Moral legislation not limited to same-sex unions

As a Christian, I have asked myself questions in abundance concerning homosexuality and marriage. Many such emerged as I watched screenwriter Dustin Lance Black accept the Oscar for Best Screenplay earlier this year for the film Milk , a picture about gay rights activist Harvey Milk. I was on edge when Black brought God into the speech, but what he said resonated with me: "If Harvey had not been taken from us 30 years ago, I think he’d want me to say to all of the gay and lesbian kids… that no matter what everyone tells you, God does love you." It is a fact that if this were not true, Christianity would not exist; then why, when Jesus spent so much time on Earth with those condemned by the world, have we Christians portrayed condemnation instead of love? How do we consider it more pertinent that we "prevent the biblical standard for marriage from being violated " than that we effect the same heart as Christ? It was he who said, " You hypocrite, first take the log out of your own eye, and then you will see clearly to take the speck out of your brother’s eye." (Matthew 7:5 NAS). As if the log of uncalled-for judgment is not big enough in our church’s eye, our standard is incomplete! How can we oppose gay marriage when we have left the door open for the legislation of divorce and allowed pornography to infiltrate our culture with little opposition? I don’t believe that every Christian has acted in this heart, but it seems that some have left the door open for the sins they find personally attractive while finding a sense of self-righteous validation in the condemnation of temptations they are not given to. The church’s attitude seems to say, "It doesn’t bother us too much if people violate God’s marital standard unless it is in a homosexual nature." And we wonder why the people of the country hate us for our attitude towards homosexuals? It may seem too late for the church to credibly say a word on marriage, then, but I believe if the church would simply obey what Jesus called the greatest commands, to love one another as he did and love your neighbor as yourself, the church would be able to stand firm on what God has decreed in the same love that he has decreed it in. This is solid thought, but what are the political implications? So far I have established a fundamental of the Gospel: that all have sinned. But why should we legislate against what God has declared sin, why haven’t we until the gay marriage movement, and, most importantly, why should those who don’t believe the same as I vote against these things? The answer is, “For fear of downfall.” The downfall of Rome, Athens, and Carpathia, not to mention Sodom and Gomorrah, have been shown to have occurred with the rise of rampant homosexuality.

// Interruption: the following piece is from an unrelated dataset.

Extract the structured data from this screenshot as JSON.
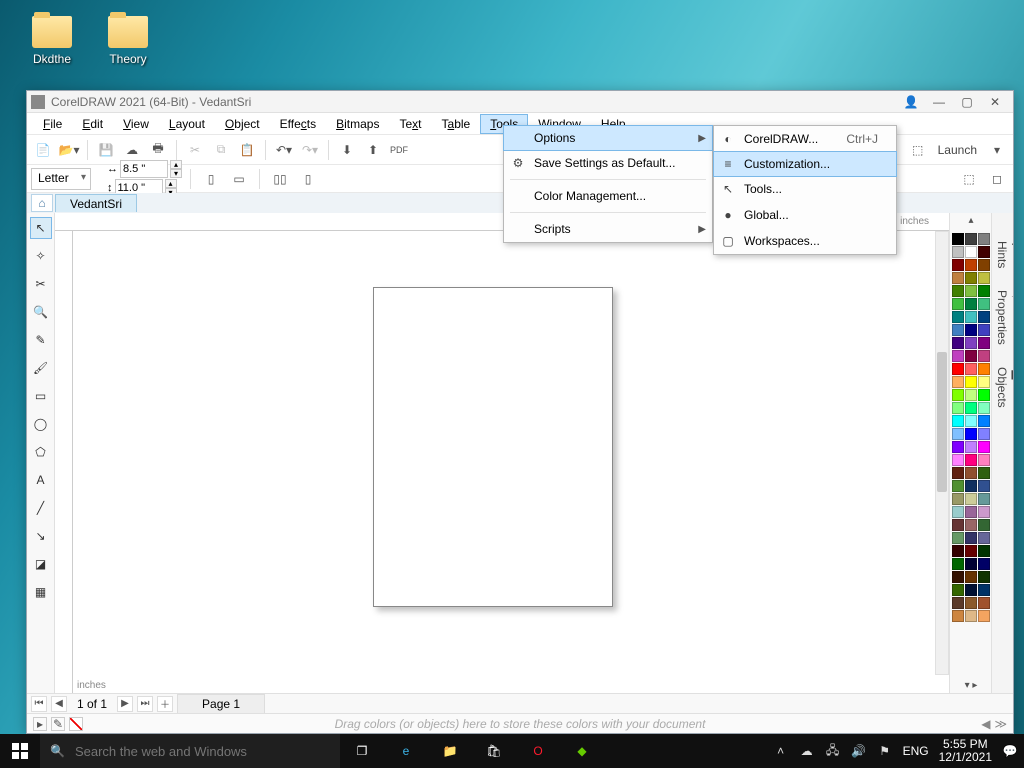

Homosexuality alone may not have caused these, but it was the final indicator of moral decadence under which none of these cities could stand. We would be wise to evaluate the sexual climate today and realize, according to history, that our country is in danger of downfall (sound like the economic forecast?). It must be understood that with the proper heart, a Christian intends a vote against gay marriage as a protective measure. It may seem a hateful measure, but if one believes in consequences for action, he must act on that! Penn Jillete, an atheist, has correctly identified it as hateful for a person not to act on such a thing, whether or not it is correct. And this is much more than just a crapshoot “here’s what I believe” matter, but one with compelling evidence worthy of consideration and action. Considering all this, it is hard for me to determine where moral conflict and legal matters separate. I understand that “marriage benefits” can be understood to be discriminate in the current situation, but I question why they exist to begin with. Since when was marriage entered for the benefit of oneself? Isn’t the definition of love that it gives? It seems a problem that the government has entered marriage when it needs not do so. If marriage is stripped of all legal affiliations and made strictly a religious institution, it will not die out; it will thrive! If legal aspects are our concern, we have missed the point; this is about our country’s moral integrity, which engenders its prosperity, as the preamble of our state’s Constitution states. We must uphold and purify marriage if we will continue as a country, with a full vision and an iron will. We must not stop with the prohibition of same-sex unions, but must legislate against our previous misdeeds in order to restore the vibrant thrift of our great state and nation, and we must not wait.